Features: All Eclipse Cross grades include fog lights, LED daytime running lights, automatic climate control, and a 7-inch touchscreen infotainment system.

The LE has specific exterior trim with 18-inch wheels (up from 16s on the ES), CarPlay, Android Auto, satellite radio, voice control, an extra USB charging port up front, and center console storage bin.

SE grades add automatic headlights, power-folding exterior mirrors, rain-sensing windshield wipers, upgraded cloth upholstery with heated front seats, a center armrest with cupholders for the rear seat, a 2-year subscription to Mitsubishi Connect telematics with remote services, dual-zone automatic climate control, keyless access with pushbutton ignition, an electronic parking brake, and blind-spot alert with rear cross-traffic detection.

The range-topping SEL has full LED headlights, steering-wheel paddle shifters, power driver’s seat, leather upholstery, head-up instrument display, and surround-view camera.


Eclipse Cross pricing generally follows the Honda model, offering set trim levels with most options available as dealer-installed accessories. There are several extra-cost dress-up packages that range in price from $345-$965. Note that the base prices we list here include Mitsubishi’s $1,045 destination fee.

The 2019 Eclipse Cross ES starts at $24,640 with front-wheel drive. We strongly recommend AWD, and Mitsubishi prices it very reasonably at $600, raising the base price of an ES to $25,240.

All other ’19 Eclipse Cross grades come standard with AWD, the LE priced from $26,240, the SE from $27,740, and the SEL from $29,240.
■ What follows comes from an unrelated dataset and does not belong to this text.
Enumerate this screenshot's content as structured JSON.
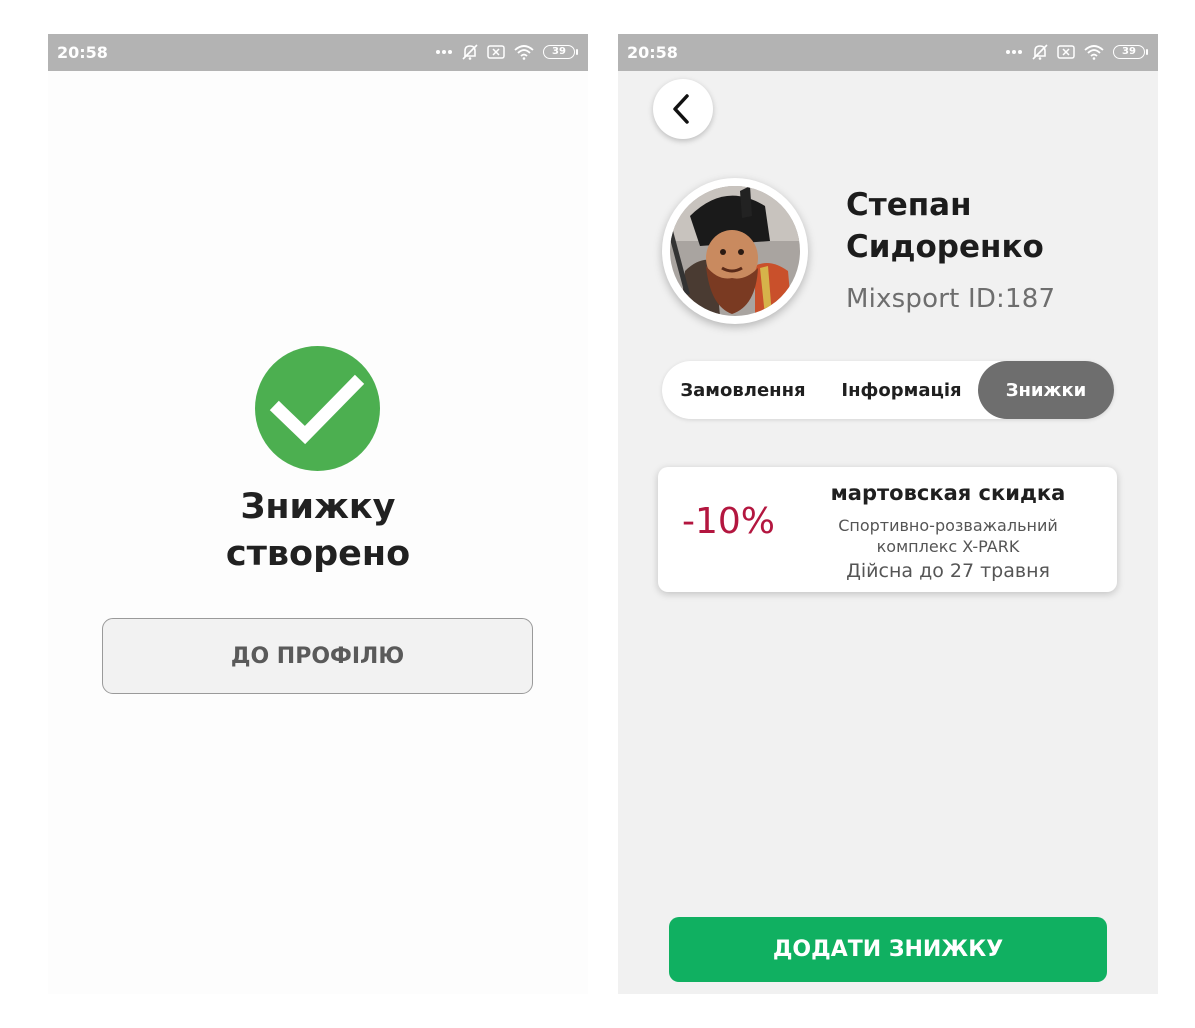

The lone factory option is the SEL’s $2,500 Touring Package, which adds heated outboard rear seats, dual-pane power panoramic sunroof, heated steering wheel, and a 710-watt audio system with nine speakers. It also includes more comprehensive driver-assistance features, such as automatic high-beam headlight control, adaptive radar cruise control, lane-departure warning, and automatic emergency braking. It’s unfortunate that the only way to get these valuable aids is to choose the fully-equipped, top-of-the-line trim level, especially since more and more rivals are making them standard across the board.

At $31,690, the SEL with Touring Package’s price premium is tough to justify, even if you factor in heavy incentives dealers are likely to offer because of slow sales. If you can get it for $25,000 or less, the SE is the most compelling value in the Eclipse Cross lineup, despite not being available with advanced safety features.

Fuel Economy

EPA ratings for the Eclipse Cross are near the bottom of its competitive set. The front-drive ES rates 26/29/27 mpg city/highway/combined. The AWD ES rates 25/28/26 mpg. These ratings are slightly higher than the rest of the lineup because the ES uses 16-inch wheels and tires as opposed to 18s. LE, SE, and SEL rate 25/26/25 mpg.

Our SE review sample got 25.6 mpg in our suburban test loop. All models use regular-grade 87-octane gasoline.

Release Date

August 2018

What’s Next?

As it is a relatively new vehicle, don’t expect any major updates for a few years. It’s possible Mitsubishi will launch front-drive versions of the LE, SE, and/or SEL trim levels to bring the price down a bit. We would like them to make the SEL’s optional safety equipment standard on the entire line. Barring that, it should at least be optional on the LE and above.

About Chuck Giametta

This nationally recognized, award-winning writer brings to Carpreview.com two decades of automotive testing and reporting for newspapers, books, magazines, and the Internet. The former Executive Auto Editor of Consumer Guide, Chuck has covered cars for HowStuffWorks.com, Collectible Automobile magazine, and the Publications International Ltd. automotive book series. This ex-newspaper reporter has also appeared as an automotive expert on network television and radio. He’s a charter member of the Midwest Automotive Media Association, the president of the Rocky Mountain Automotive Media association, and a juror for the annual Active Lifestyle Vehicle of the Year awards. Chuck writes from Colorado Springs, Colo. If you have a question for Chuck, write to him at [email protected]